THE TASK | Going through the material underneath, give only the number of lines that contain "product".

• • • • • • •

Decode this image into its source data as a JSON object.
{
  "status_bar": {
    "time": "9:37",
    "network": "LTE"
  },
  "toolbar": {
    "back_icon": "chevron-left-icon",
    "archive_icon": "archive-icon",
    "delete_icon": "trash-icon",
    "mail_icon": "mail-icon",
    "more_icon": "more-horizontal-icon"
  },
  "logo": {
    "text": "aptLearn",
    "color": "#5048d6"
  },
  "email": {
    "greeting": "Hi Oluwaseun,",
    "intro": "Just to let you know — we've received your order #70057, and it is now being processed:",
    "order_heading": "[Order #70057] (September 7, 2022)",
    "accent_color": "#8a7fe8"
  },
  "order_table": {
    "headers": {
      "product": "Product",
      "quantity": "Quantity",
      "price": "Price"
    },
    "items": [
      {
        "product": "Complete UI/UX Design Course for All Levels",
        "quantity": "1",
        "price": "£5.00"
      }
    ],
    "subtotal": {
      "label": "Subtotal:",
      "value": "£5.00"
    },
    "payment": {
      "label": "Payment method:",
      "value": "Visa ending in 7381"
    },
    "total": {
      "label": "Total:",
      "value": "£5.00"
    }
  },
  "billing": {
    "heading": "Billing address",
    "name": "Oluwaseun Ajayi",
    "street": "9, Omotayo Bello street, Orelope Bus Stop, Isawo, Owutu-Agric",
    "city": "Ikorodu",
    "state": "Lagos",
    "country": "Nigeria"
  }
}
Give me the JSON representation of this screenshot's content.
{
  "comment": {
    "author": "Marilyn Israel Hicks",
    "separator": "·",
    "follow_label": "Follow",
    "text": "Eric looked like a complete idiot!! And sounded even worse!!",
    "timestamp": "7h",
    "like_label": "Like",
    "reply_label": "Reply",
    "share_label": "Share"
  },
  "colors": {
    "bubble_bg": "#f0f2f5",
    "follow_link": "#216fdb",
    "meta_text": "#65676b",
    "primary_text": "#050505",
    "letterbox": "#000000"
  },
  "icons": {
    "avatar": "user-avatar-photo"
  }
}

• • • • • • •

ANSWER SPACE | 2